Work through the records below and copy every line that includes "highlight".
*** Opening of EXERCISE INPUT ***
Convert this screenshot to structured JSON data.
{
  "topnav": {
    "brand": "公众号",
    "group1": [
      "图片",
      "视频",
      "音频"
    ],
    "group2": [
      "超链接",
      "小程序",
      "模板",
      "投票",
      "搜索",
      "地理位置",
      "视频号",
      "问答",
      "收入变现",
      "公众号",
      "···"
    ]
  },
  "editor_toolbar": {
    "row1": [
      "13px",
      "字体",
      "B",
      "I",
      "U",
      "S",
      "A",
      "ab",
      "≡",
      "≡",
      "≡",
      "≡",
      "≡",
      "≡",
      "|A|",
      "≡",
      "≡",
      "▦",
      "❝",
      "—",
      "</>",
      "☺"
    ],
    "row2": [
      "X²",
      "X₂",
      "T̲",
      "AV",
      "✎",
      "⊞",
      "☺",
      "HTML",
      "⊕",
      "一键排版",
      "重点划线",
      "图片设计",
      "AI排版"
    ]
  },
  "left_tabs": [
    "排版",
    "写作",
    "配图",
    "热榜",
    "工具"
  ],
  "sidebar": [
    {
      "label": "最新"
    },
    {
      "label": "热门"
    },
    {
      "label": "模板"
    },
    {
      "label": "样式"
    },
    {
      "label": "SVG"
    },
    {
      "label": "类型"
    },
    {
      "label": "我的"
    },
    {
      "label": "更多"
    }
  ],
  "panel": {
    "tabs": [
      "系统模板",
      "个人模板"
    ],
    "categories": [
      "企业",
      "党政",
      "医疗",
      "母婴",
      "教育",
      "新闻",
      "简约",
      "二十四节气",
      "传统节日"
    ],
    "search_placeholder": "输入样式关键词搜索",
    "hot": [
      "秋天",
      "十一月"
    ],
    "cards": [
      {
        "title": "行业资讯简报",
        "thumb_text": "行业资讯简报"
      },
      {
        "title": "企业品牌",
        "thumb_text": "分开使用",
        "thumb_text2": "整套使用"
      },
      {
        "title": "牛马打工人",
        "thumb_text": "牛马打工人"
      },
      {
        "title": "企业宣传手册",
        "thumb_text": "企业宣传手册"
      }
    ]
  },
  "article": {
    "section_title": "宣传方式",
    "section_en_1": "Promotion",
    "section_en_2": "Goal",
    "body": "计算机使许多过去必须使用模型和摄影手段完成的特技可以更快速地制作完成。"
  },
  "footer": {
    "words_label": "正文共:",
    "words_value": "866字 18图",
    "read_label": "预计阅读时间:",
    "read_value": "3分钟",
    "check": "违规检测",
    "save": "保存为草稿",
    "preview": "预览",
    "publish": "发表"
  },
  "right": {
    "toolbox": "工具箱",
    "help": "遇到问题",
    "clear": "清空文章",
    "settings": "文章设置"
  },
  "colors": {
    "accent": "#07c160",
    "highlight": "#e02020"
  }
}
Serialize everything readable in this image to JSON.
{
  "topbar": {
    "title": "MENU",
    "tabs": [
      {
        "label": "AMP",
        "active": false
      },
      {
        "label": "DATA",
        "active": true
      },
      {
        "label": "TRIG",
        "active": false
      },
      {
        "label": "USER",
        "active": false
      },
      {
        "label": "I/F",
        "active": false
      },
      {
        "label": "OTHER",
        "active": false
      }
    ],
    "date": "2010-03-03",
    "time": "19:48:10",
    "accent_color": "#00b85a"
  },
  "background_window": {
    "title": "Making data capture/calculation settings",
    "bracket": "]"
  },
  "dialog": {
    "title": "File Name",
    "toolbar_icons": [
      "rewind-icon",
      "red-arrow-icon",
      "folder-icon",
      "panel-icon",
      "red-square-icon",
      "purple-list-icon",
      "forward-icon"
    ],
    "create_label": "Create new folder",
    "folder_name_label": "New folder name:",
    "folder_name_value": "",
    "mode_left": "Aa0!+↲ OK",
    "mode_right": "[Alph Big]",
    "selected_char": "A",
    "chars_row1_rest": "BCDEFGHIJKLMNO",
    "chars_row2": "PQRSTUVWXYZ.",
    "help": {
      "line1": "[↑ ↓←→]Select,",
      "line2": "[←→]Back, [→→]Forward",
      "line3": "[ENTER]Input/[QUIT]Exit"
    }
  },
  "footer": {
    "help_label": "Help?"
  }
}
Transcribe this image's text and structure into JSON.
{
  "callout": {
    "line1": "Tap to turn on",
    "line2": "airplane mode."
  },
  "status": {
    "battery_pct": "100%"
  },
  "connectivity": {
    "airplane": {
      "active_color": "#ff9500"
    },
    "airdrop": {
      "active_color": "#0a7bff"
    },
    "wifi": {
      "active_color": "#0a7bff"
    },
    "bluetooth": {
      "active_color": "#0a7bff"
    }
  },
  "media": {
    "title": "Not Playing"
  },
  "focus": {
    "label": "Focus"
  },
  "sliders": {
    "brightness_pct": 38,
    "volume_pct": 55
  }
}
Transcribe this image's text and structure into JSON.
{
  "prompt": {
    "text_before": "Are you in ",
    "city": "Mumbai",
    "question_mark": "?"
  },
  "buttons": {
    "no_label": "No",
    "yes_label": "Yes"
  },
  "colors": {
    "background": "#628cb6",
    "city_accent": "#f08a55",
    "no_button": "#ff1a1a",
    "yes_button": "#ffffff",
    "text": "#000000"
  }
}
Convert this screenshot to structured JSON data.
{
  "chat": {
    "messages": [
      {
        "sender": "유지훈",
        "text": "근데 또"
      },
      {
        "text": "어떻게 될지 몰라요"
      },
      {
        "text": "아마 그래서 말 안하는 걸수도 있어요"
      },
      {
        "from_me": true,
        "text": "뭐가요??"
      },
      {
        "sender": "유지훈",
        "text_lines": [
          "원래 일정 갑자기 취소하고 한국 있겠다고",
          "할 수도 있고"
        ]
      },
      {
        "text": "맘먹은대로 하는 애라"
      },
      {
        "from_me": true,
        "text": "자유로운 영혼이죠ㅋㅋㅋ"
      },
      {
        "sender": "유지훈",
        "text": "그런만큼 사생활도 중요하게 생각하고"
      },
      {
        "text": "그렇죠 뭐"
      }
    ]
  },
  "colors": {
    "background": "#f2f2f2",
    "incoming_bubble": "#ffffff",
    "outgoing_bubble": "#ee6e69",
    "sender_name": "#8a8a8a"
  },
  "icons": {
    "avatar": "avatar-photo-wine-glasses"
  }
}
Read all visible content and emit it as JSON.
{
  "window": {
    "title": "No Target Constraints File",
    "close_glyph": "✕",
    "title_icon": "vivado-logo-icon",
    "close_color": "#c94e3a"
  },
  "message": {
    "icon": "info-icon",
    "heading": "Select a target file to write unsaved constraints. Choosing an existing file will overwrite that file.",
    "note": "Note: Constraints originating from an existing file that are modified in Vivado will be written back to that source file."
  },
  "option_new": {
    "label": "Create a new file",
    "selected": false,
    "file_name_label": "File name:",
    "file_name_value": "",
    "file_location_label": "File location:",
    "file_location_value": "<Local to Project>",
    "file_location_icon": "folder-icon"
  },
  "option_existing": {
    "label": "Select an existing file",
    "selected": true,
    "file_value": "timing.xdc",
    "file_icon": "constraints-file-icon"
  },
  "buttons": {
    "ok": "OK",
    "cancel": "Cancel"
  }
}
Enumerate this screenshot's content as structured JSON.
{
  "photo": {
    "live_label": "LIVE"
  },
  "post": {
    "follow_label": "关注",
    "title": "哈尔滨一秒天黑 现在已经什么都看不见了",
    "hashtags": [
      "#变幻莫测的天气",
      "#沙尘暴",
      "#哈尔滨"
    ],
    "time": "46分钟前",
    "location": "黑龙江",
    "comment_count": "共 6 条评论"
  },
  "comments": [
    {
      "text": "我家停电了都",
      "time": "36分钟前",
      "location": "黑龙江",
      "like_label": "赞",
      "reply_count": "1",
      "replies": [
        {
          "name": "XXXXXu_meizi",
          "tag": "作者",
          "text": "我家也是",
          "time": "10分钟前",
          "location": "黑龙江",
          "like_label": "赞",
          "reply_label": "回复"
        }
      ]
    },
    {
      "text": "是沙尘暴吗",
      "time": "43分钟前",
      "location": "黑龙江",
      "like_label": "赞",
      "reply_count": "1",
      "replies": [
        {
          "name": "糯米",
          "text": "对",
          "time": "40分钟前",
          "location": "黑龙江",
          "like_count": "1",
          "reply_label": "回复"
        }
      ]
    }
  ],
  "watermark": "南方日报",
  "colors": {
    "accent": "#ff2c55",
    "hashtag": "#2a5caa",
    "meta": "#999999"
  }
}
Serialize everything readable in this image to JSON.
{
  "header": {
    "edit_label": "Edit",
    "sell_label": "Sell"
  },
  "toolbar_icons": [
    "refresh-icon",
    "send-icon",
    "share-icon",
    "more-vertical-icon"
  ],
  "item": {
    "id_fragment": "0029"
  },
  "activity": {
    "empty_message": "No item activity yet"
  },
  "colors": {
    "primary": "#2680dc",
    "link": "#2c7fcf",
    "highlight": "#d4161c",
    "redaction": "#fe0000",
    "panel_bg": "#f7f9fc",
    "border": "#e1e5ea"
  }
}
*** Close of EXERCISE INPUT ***
— RESPONSE FOR THIS EXERCISE —
    "highlight": "#e02020"
    "highlight": "#d4161c",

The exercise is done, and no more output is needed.